To those of us on the outside, life in a polygamous community – notorious Bountiful, B.C., for instance – is an aberration. But if you’ve grown up in such a bell-jar setting, you’d view the community as entirely normal.
Understanding that process of normalization is important for Erica Anderson. She plays the titular character in Joan MacLeod’s one-person play Gracie, at the Great Canadian Theatre Company starting April 24, The play tracks Gracie between the ages of 8 and 15 as she comes of age inside a polygamous community, a place where everything, including the marrying off of teenage girls to older men, is controlled by its leaders.
“There’s a very innocent quality to a person who only knows this as their world,” says Anderson, an Ottawa native and graduate of Canterbury High School’s drama program who now lives in Toronto.
In a community like Bountiful, “There’s not that teen self-discovery,” she continues. “A lot of these women live these kind of innocent childhoods and then it gets very quickly stripped from them … all of a sudden, they’re forced into motherhood and they’re no longer kids at 15.”
Until she auditioned for this show, Anderson knew next to nothing about life in places like the B.C. community, which is home to breakaway, fundamentalist Mormon sects. She was fascinated by the play’s exploration of the lives in such places, lives that are scarcely heeded by the media despite widespread attention to leaders like Bountiful’s Winston Blackmore and James Oler, who were last year convicted of polygamy (Blackmore fathered more than 145 children with two dozen wives, while Oler had five wives and an undetermined number of children).
But if she knew nothing of polygamous communities, Anderson did know about Joan MacLeod, having performed in her The Shape of a Girl at Canterbury. That’s MacLeod’s much-praised play inspired by the 1997 murder of bullied teen Reena Virk in Saanich, B.C.
“I fell in love with how (MacLeod) is able to capture young women’s experience,” says Anderson, 25. “Her writing isn’t preaching; it really is just through the eyes of the character having that experience.”
MacLeod, who teaches at the University of Victoria, says she was inspired to write about a polygamous community because Bountiful had been on her radar for years and because religion, like the community, is complex.
“It was an interesting challenge, a complicated thing to write about, and that’s always a good thing for me,” says the Governor General Award-winning playwright.

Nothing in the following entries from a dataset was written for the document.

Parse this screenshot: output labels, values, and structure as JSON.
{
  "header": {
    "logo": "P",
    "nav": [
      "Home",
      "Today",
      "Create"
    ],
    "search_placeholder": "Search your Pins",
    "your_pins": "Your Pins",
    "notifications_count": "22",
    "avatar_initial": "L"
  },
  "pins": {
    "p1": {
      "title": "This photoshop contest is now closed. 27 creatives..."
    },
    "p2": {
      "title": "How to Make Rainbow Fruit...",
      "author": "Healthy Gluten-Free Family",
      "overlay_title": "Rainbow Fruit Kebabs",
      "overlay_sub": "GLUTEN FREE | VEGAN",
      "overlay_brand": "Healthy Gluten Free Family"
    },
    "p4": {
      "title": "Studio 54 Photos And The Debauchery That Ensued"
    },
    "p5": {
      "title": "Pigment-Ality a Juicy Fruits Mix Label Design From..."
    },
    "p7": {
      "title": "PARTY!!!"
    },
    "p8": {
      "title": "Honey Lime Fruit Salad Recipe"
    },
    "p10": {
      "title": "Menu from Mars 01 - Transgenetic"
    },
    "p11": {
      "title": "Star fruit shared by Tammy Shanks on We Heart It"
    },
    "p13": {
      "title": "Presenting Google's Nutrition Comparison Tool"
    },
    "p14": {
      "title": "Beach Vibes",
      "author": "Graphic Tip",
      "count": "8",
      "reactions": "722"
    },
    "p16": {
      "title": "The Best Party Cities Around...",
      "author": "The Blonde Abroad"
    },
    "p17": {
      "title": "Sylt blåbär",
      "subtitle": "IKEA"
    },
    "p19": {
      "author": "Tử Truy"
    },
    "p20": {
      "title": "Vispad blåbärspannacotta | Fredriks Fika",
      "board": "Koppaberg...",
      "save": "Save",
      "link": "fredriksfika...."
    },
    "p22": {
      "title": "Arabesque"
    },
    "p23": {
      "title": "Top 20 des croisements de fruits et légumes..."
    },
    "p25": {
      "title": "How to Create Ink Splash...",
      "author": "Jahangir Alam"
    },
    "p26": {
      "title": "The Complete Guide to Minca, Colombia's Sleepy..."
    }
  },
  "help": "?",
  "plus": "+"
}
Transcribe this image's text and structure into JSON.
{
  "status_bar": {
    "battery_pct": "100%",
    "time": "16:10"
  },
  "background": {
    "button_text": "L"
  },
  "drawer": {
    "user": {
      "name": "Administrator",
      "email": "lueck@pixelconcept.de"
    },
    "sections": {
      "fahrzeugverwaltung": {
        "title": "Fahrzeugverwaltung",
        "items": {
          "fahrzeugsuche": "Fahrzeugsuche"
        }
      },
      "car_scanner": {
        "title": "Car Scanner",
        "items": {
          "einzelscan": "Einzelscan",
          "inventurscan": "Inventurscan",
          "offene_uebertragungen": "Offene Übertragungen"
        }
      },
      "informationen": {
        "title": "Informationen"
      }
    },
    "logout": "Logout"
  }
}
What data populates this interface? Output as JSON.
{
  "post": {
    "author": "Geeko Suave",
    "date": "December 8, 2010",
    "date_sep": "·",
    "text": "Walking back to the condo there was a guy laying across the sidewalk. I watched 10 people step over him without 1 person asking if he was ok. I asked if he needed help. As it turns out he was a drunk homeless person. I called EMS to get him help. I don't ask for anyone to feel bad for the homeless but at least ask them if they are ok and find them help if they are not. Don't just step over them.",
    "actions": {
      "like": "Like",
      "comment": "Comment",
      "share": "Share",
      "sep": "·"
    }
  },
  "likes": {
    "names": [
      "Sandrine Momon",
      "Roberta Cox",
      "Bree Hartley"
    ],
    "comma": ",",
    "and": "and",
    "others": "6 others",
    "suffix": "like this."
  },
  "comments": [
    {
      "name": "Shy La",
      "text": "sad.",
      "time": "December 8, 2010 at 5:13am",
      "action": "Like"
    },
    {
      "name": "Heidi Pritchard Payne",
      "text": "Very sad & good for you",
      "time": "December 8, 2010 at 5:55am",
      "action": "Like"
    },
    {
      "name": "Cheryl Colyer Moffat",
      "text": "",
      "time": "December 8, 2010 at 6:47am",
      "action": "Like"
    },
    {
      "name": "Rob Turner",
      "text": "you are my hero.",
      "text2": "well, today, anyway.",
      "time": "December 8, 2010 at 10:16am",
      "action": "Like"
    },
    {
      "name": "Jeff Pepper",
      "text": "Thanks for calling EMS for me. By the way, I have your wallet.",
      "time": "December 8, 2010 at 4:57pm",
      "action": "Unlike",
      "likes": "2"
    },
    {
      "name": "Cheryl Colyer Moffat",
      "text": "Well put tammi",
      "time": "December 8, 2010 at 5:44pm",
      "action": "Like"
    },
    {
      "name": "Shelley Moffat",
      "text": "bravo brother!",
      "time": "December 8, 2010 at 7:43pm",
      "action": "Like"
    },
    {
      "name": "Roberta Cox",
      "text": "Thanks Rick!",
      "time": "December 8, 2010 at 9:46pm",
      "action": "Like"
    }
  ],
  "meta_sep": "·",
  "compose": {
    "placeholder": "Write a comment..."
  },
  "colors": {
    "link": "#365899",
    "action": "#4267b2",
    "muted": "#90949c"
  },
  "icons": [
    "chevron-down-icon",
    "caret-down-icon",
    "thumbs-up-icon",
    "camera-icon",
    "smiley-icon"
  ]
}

Her research included a couple of trips to the outskirts of Bountiful, where a No Trespassing sign and a chain across the road made it clear strangers had no place there. Despite that, she says the countryside around the community was beautiful, and she watched young boys, apparently no different than young boys anywhere, playing on their bikes.
She also visited the fringes of Hildale, Utah, where Warren Jeffs, a sect leader with the splinter group known as the Fundamentalist Church of Jesus Christ of Latter-Day Saints, ran a large polygamous compound. Jeffs is serving a life sentence for child sexual assault.
In neither Bountiful nor Hildale did MacLeod attempt to interview community members. That would have made her beholden to the people she interviewed, she believes. She did, however, read extensively about the communities.
While there are other characters in the show, all played by the actor portraying Gracie, MacLeod says that focusing on Gracie allowed her to filter the community through a child’s eyes. “When I think of Bountiful and what’s wrong with it, that’s my first area of concern: the children that grow up there and what their choices are.”
For Anderson, playing Gracie has meant a growth in perspective. She says that when she auditioned for the part, she tried to do it without personal judgment — she was hoping, after all, to play the part of someone who sees her upbringing as normal.
But Anderson now views such communities as unhealthy, places that damage not just girls but males as well because a man who doesn’t have wives is seen as worthless and destined for Hell. Those cast-off men, she says, often drift into homelessness, drugs and alcohol.
Despite the damage visited on both sexes in polygamous communities, Anderson views Gracie as a “beautiful” character. And she says audiences can expect to see the story from the perspective of “a person who’s full of life and excited about the possibilities of life. Let her tell you her story…. She’s just so excited to tell you about her life.”
Gracie is at GCTC April 24-May 13 (April 24 & 25, previews; opening night, April 26). Tickets: GCTC box office, 613-236-5196, gctc.ca